> [Problem details]:
Take every line from the data that has the word "type" in it.

┌─ Records for the task

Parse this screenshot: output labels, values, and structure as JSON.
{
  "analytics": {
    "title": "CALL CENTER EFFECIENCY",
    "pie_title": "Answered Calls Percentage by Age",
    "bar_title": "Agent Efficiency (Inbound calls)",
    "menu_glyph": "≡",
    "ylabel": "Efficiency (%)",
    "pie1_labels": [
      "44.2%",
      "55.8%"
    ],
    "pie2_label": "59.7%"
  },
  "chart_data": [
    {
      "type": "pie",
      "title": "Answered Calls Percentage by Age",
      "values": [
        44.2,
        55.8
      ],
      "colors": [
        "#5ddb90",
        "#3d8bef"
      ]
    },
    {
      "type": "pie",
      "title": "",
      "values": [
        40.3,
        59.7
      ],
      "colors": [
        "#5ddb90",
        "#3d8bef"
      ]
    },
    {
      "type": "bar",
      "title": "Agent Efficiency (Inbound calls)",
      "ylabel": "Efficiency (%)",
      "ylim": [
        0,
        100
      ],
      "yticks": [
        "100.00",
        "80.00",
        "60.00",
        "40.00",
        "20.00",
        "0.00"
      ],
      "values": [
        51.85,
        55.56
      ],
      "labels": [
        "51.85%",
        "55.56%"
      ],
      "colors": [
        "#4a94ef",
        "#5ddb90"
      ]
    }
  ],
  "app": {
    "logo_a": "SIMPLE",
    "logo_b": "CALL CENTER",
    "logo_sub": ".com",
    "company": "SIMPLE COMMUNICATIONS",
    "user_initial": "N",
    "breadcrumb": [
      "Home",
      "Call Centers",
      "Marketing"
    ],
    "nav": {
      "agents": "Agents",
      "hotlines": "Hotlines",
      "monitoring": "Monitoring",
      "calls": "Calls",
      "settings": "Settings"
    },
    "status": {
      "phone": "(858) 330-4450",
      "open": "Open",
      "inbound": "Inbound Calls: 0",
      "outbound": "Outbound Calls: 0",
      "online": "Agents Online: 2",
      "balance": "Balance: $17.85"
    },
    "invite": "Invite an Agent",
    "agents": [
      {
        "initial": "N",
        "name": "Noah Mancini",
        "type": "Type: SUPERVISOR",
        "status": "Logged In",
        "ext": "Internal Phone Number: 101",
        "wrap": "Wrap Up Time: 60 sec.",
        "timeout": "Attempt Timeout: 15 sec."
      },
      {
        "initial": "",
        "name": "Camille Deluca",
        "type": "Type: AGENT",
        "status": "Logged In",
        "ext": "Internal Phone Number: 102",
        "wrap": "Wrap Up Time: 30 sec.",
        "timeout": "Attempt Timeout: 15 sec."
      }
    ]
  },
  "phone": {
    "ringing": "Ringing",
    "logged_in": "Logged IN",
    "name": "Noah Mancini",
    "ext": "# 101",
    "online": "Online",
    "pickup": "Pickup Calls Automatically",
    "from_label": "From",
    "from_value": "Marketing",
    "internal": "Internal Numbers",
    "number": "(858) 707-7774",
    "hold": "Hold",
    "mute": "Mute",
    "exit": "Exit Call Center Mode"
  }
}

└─

> [Expected output]:
      "type": "pie",
      "type": "pie",
      "type": "bar",
        "type": "Type: SUPERVISOR",
        "type": "Type: AGENT",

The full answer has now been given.